They’re a crunchy-granola California couple, a poet (her) and an anthropologist (him) living in what used to be their house: It’s just been reduced to its foundations by one of those canyon-channeled wildfires, which might have been a walloping tragedy except that Schnetzer’s Neil is in the last stages of cancer. Given this bigger-picture drama, they’ve decided to roll with the natural world’s punches and live out his final days in a yurt pitched on the charred property, not far from their composting toilet and the blackened chimneystack that they’ve turned into an outdoor kitchen. Are they eccentric? Well, yes, but smart and funny and still madly in love with each other after almost 30 years. They’re awfully hard not to like, even when you learn, just before intermission, how they intend to deal with Neil’s exit from this vale of tears.
That’s more than many audiences will be able to say for Dinah and Bill, the foursquare Ohio couple who turn up for a weekend visit. Nervously talky Dinah (Annette O’Toole) is cousin to Day’s Jeannette, though they’ve been out of touch; stiff, stolid Bill (Kevin O’Rourke) is Dinah’s husband, and like her he’s still struggling to cope with the loss of their daughter, who (it’s revealed, gradually and with a touch of the prurient) has been abducted and brutally murdered. Unlike their agnostic Left Coast relatives, the two have swerved hard, post-trauma, away from each other and toward religion—and theirs is the stern, judgmental kind, so it’s hard to escape the feeling that Anderson thinks of them as the twosome with the most to learn.
Learn they do—all of them, to be fair to the playwright.
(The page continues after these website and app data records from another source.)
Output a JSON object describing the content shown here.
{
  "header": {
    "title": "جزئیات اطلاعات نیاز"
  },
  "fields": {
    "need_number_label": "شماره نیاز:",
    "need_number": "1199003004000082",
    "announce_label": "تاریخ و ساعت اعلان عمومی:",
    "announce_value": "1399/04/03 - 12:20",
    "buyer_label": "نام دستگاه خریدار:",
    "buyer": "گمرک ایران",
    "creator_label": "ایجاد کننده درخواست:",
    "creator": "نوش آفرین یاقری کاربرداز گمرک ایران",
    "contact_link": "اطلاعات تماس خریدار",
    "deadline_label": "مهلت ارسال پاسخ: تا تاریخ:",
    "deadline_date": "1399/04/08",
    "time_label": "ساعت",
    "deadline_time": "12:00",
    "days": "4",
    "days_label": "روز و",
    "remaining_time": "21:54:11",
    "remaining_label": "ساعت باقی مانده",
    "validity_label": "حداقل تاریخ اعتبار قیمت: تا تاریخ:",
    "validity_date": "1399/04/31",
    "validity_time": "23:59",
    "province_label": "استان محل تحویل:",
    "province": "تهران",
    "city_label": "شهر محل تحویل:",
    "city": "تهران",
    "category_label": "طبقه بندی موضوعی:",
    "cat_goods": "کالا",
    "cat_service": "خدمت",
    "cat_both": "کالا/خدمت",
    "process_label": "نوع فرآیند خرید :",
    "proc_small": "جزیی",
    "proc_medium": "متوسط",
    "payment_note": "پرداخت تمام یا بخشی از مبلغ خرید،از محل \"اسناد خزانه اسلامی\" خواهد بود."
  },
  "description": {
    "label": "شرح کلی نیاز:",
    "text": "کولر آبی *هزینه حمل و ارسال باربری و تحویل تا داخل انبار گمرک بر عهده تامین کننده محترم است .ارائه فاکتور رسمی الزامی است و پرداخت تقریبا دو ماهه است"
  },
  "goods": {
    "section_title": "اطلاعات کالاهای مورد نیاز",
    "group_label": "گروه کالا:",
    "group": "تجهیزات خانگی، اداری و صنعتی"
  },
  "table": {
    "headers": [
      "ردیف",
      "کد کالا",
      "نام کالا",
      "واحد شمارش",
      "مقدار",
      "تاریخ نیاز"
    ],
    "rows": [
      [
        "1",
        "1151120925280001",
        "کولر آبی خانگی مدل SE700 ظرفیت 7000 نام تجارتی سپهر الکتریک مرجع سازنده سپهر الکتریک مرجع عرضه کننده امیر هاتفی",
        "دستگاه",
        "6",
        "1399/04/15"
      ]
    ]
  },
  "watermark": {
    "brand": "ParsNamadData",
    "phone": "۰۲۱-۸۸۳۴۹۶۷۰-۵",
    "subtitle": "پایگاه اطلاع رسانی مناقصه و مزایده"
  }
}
She’s wrestling with big notions about faith and grief, self-determination and selfishness, responsibility and religiosity and more, and eventually Bill and Dinah’s better angels do emerge. (As do Jeannette and Neil’s elitist impulses, not to mention a certain tendency toward self-dramatization.) It’s an empathetic play, ultimately, and a humane one.
But it’s also a somewhat schematic one, and the tale’s too-tidy dualities and earnest, predictable denouement—plus a probably inescapable whiff of authorial condescension toward those Midwesterners (never mind valiant, sensitive performances from O’Toole and O’Rourke)—make the experience feel less resonant the morning after than it is as you watch.
Not to undersell that as-you-watch oomph: The acting is fine enough, and Lisa Peterson’s direction easygoing enough, and Neil Patel’s gorgeous scorched forest of a setting moody enough, that it’s plenty easy to get swept up in the pangs of Anderson’s characters. But even with Day’s earthily sensual, emotionally transparent, handsomely damaged Jeannette to remember, Life loses a measure of its quality in the sober light of day.